### Exercise description
From the data below, copy out every line in which the word "JSON" occurs.

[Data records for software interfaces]
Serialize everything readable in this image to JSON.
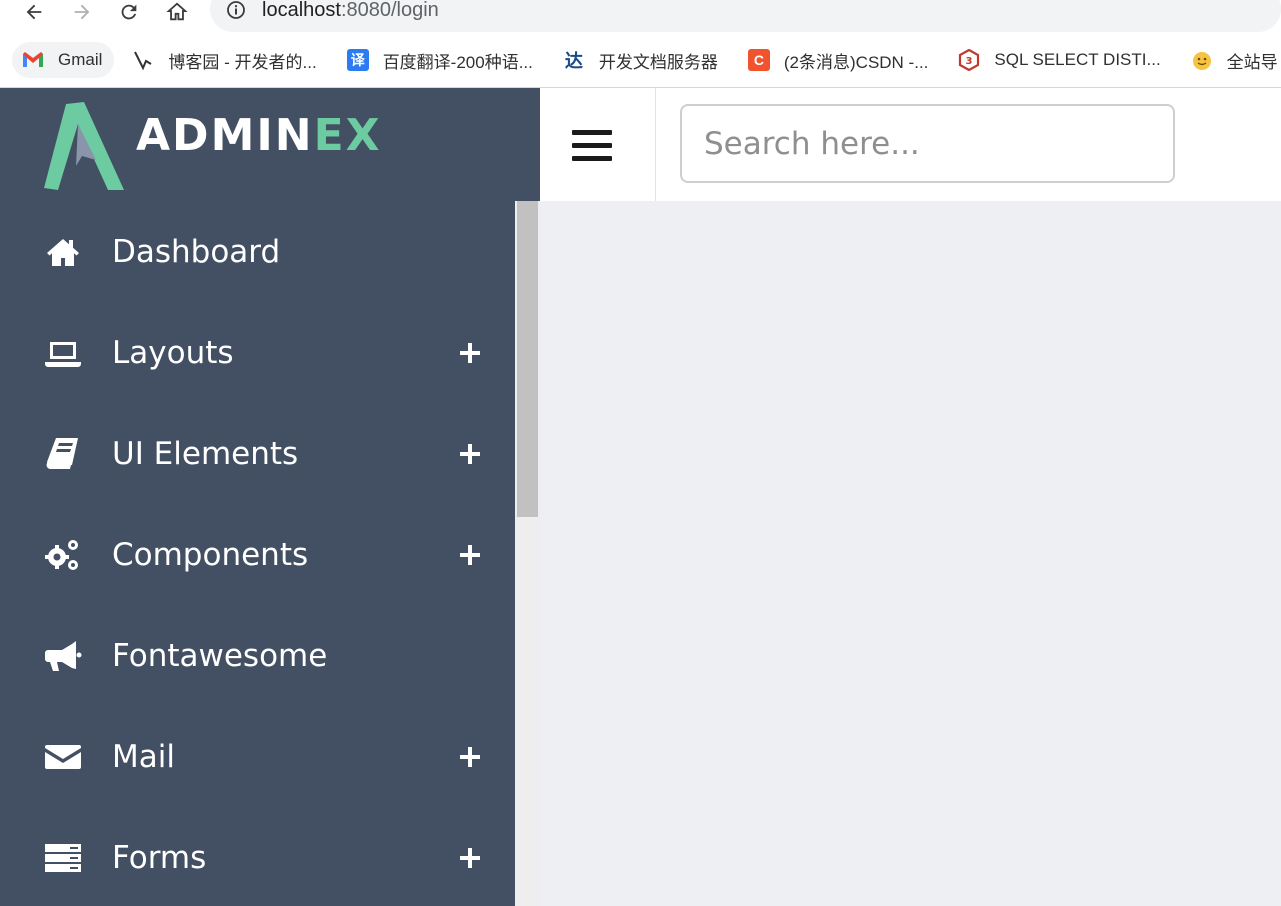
{
  "browser": {
    "url_host": "localhost",
    "url_rest": ":8080/login",
    "bookmarks": [
      {
        "label": "Gmail",
        "icon": "gmail-icon"
      },
      {
        "label": "博客园 - 开发者的...",
        "icon": "cnblogs-icon"
      },
      {
        "label": "百度翻译-200种语...",
        "icon": "baidu-translate-icon",
        "badge": "译"
      },
      {
        "label": "开发文档服务器",
        "icon": "devdocs-icon",
        "badge": "达"
      },
      {
        "label": "(2条消息)CSDN -...",
        "icon": "csdn-icon",
        "badge": "C"
      },
      {
        "label": "SQL SELECT DISTI...",
        "icon": "w3school-icon"
      },
      {
        "label": "全站导",
        "icon": "smiley-icon"
      }
    ]
  },
  "brand": {
    "name_part1": "ADMIN",
    "name_part2": "EX",
    "colors": {
      "accent": "#6ccba1",
      "sidebar": "#434f62"
    }
  },
  "menu": [
    {
      "label": "Dashboard",
      "icon": "home-icon",
      "expandable": false
    },
    {
      "label": "Layouts",
      "icon": "laptop-icon",
      "expandable": true
    },
    {
      "label": "UI Elements",
      "icon": "book-icon",
      "expandable": true
    },
    {
      "label": "Components",
      "icon": "cogs-icon",
      "expandable": true
    },
    {
      "label": "Fontawesome",
      "icon": "bullhorn-icon",
      "expandable": false
    },
    {
      "label": "Mail",
      "icon": "envelope-icon",
      "expandable": true
    },
    {
      "label": "Forms",
      "icon": "server-icon",
      "expandable": true
    }
  ],
  "header": {
    "search_placeholder": "Search here..."
  }
}
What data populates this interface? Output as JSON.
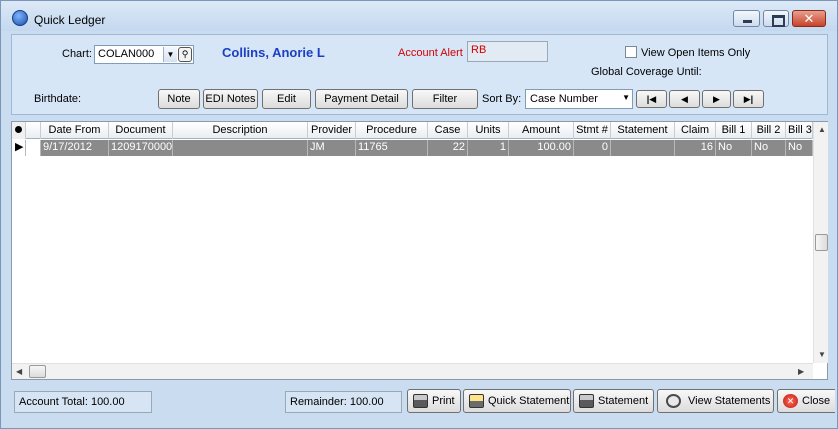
{
  "window": {
    "title": "Quick Ledger"
  },
  "header": {
    "chart_label": "Chart:",
    "chart_value": "COLAN000",
    "patient_name": "Collins, Anorie L",
    "account_alert_label": "Account Alert",
    "account_alert_value": "RB",
    "view_open_items_label": "View Open Items Only",
    "global_coverage_label": "Global Coverage Until:",
    "birthdate_label": "Birthdate:",
    "buttons": {
      "note": "Note",
      "edi_notes": "EDI Notes",
      "edit": "Edit",
      "payment_detail": "Payment Detail",
      "filter": "Filter"
    },
    "sort_by_label": "Sort By:",
    "sort_by_value": "Case Number",
    "nav": {
      "first": "|◀",
      "prev": "◀",
      "next": "▶",
      "last": "▶|"
    }
  },
  "grid": {
    "columns": [
      "Date From",
      "Document",
      "Description",
      "Provider",
      "Procedure",
      "Case",
      "Units",
      "Amount",
      "Stmt #",
      "Statement",
      "Claim",
      "Bill 1",
      "Bill 2",
      "Bill 3"
    ],
    "rows": [
      {
        "date_from": "9/17/2012",
        "document": "1209170000",
        "description": "",
        "provider": "JM",
        "procedure": "11765",
        "case": "22",
        "units": "1",
        "amount": "100.00",
        "stmt": "0",
        "statement": "",
        "claim": "16",
        "bill1": "No",
        "bill2": "No",
        "bill3": "No"
      }
    ]
  },
  "footer": {
    "account_total": "Account Total: 100.00",
    "remainder": "Remainder: 100.00",
    "print": "Print",
    "quick_statement": "Quick Statement",
    "statement": "Statement",
    "view_statements": "View Statements",
    "close": "Close"
  },
  "icons": {
    "print": "printer-icon",
    "quick_statement": "report-icon",
    "statement": "printer-icon",
    "view_statements": "view-icon",
    "close": "close-icon"
  }
}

### Answer section
Serialize everything readable in this image to JSON.
What data populates this interface? Output as JSON.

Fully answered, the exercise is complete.